:: TASK INSTRUCTIONS ::
Every line of the data is to be output verbatim.

[[ INFORMATION GIVEN, beginning ]]

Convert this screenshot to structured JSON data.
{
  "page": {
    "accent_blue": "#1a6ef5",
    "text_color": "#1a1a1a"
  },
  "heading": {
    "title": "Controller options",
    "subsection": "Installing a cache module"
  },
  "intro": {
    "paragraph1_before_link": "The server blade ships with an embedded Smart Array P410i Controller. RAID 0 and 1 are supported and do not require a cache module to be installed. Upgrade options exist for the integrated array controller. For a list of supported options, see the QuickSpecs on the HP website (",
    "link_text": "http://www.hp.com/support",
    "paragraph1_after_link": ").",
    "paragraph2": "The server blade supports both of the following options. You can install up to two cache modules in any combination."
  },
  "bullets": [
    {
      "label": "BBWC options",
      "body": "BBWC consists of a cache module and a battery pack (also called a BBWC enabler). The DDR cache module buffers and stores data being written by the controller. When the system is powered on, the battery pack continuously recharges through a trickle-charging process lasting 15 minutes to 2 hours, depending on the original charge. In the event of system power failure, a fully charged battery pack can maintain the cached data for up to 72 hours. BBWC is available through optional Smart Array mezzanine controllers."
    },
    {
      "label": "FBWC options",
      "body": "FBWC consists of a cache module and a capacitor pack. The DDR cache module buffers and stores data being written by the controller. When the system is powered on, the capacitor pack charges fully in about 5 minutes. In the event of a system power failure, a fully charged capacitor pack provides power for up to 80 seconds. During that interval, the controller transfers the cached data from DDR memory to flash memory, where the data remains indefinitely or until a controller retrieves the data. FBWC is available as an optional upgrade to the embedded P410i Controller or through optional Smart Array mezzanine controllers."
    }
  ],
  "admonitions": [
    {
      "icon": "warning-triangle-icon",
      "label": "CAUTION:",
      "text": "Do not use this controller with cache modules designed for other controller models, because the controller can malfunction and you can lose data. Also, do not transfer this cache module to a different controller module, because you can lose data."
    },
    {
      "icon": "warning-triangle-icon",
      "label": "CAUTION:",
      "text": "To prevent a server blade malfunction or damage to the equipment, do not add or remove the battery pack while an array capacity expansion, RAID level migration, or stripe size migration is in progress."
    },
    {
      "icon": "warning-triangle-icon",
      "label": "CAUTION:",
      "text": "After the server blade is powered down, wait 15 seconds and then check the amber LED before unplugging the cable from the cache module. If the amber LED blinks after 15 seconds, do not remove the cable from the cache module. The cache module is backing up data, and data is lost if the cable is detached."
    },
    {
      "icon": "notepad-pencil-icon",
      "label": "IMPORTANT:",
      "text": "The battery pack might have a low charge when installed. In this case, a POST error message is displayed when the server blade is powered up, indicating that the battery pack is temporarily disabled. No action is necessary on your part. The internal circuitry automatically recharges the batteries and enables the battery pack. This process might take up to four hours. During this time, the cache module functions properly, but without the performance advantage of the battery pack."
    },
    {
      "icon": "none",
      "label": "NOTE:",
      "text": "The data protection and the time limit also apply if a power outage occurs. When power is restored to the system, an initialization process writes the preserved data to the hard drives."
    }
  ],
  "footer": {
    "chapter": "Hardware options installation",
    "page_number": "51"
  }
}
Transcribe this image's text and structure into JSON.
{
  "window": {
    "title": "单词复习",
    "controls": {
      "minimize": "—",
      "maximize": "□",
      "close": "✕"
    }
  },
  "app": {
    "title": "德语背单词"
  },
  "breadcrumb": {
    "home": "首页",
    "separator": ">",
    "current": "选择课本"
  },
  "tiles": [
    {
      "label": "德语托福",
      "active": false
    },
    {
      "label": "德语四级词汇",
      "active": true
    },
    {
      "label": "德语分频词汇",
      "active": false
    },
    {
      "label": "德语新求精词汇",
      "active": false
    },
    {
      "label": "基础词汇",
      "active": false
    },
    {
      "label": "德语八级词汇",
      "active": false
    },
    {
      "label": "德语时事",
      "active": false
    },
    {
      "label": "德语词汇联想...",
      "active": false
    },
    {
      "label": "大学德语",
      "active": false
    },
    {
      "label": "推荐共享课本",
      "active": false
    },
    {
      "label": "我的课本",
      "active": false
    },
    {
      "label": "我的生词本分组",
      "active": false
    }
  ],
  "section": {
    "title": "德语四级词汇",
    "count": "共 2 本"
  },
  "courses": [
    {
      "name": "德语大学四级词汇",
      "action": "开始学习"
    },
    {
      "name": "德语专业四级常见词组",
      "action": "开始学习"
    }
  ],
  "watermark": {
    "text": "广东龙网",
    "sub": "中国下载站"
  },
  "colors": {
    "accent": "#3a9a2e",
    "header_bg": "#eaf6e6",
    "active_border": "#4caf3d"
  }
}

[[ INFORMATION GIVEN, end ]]

:: WORKED SOLUTION ::
Convert this screenshot to structured JSON data.
{
  "page": {
    "accent_blue": "#1a6ef5",
    "text_color": "#1a1a1a"
  },
  "heading": {
    "title": "Controller options",
    "subsection": "Installing a cache module"
  },
  "intro": {
    "paragraph1_before_link": "The server blade ships with an embedded Smart Array P410i Controller. RAID 0 and 1 are supported and do not require a cache module to be installed. Upgrade options exist for the integrated array controller. For a list of supported options, see the QuickSpecs on the HP website (",
    "link_text": "http://www.hp.com/support",
    "paragraph1_after_link": ").",
    "paragraph2": "The server blade supports both of the following options. You can install up to two cache modules in any combination."
  },
  "bullets": [
    {
      "label": "BBWC options",
      "body": "BBWC consists of a cache module and a battery pack (also called a BBWC enabler). The DDR cache module buffers and stores data being written by the controller. When the system is powered on, the battery pack continuously recharges through a trickle-charging process lasting 15 minutes to 2 hours, depending on the original charge. In the event of system power failure, a fully charged battery pack can maintain the cached data for up to 72 hours. BBWC is available through optional Smart Array mezzanine controllers."
    },
    {
      "label": "FBWC options",
      "body": "FBWC consists of a cache module and a capacitor pack. The DDR cache module buffers and stores data being written by the controller. When the system is powered on, the capacitor pack charges fully in about 5 minutes. In the event of a system power failure, a fully charged capacitor pack provides power for up to 80 seconds. During that interval, the controller transfers the cached data from DDR memory to flash memory, where the data remains indefinitely or until a controller retrieves the data. FBWC is available as an optional upgrade to the embedded P410i Controller or through optional Smart Array mezzanine controllers."
    }
  ],
  "admonitions": [
    {
      "icon": "warning-triangle-icon",
      "label": "CAUTION:",
      "text": "Do not use this controller with cache modules designed for other controller models, because the controller can malfunction and you can lose data. Also, do not transfer this cache module to a different controller module, because you can lose data."
    },
    {
      "icon": "warning-triangle-icon",
      "label": "CAUTION:",
      "text": "To prevent a server blade malfunction or damage to the equipment, do not add or remove the battery pack while an array capacity expansion, RAID level migration, or stripe size migration is in progress."
    },
    {
      "icon": "warning-triangle-icon",
      "label": "CAUTION:",
      "text": "After the server blade is powered down, wait 15 seconds and then check the amber LED before unplugging the cable from the cache module. If the amber LED blinks after 15 seconds, do not remove the cable from the cache module. The cache module is backing up data, and data is lost if the cable is detached."
    },
    {
      "icon": "notepad-pencil-icon",
      "label": "IMPORTANT:",
      "text": "The battery pack might have a low charge when installed. In this case, a POST error message is displayed when the server blade is powered up, indicating that the battery pack is temporarily disabled. No action is necessary on your part. The internal circuitry automatically recharges the batteries and enables the battery pack. This process might take up to four hours. During this time, the cache module functions properly, but without the performance advantage of the battery pack."
    },
    {
      "icon": "none",
      "label": "NOTE:",
      "text": "The data protection and the time limit also apply if a power outage occurs. When power is restored to the system, an initialization process writes the preserved data to the hard drives."
    }
  ],
  "footer": {
    "chapter": "Hardware options installation",
    "page_number": "51"
  }
}
Transcribe this image's text and structure into JSON.
{
  "window": {
    "title": "单词复习",
    "controls": {
      "minimize": "—",
      "maximize": "□",
      "close": "✕"
    }
  },
  "app": {
    "title": "德语背单词"
  },
  "breadcrumb": {
    "home": "首页",
    "separator": ">",
    "current": "选择课本"
  },
  "tiles": [
    {
      "label": "德语托福",
      "active": false
    },
    {
      "label": "德语四级词汇",
      "active": true
    },
    {
      "label": "德语分频词汇",
      "active": false
    },
    {
      "label": "德语新求精词汇",
      "active": false
    },
    {
      "label": "基础词汇",
      "active": false
    },
    {
      "label": "德语八级词汇",
      "active": false
    },
    {
      "label": "德语时事",
      "active": false
    },
    {
      "label": "德语词汇联想...",
      "active": false
    },
    {
      "label": "大学德语",
      "active": false
    },
    {
      "label": "推荐共享课本",
      "active": false
    },
    {
      "label": "我的课本",
      "active": false
    },
    {
      "label": "我的生词本分组",
      "active": false
    }
  ],
  "section": {
    "title": "德语四级词汇",
    "count": "共 2 本"
  },
  "courses": [
    {
      "name": "德语大学四级词汇",
      "action": "开始学习"
    },
    {
      "name": "德语专业四级常见词组",
      "action": "开始学习"
    }
  ],
  "watermark": {
    "text": "广东龙网",
    "sub": "中国下载站"
  },
  "colors": {
    "accent": "#3a9a2e",
    "header_bg": "#eaf6e6",
    "active_border": "#4caf3d"
  }
}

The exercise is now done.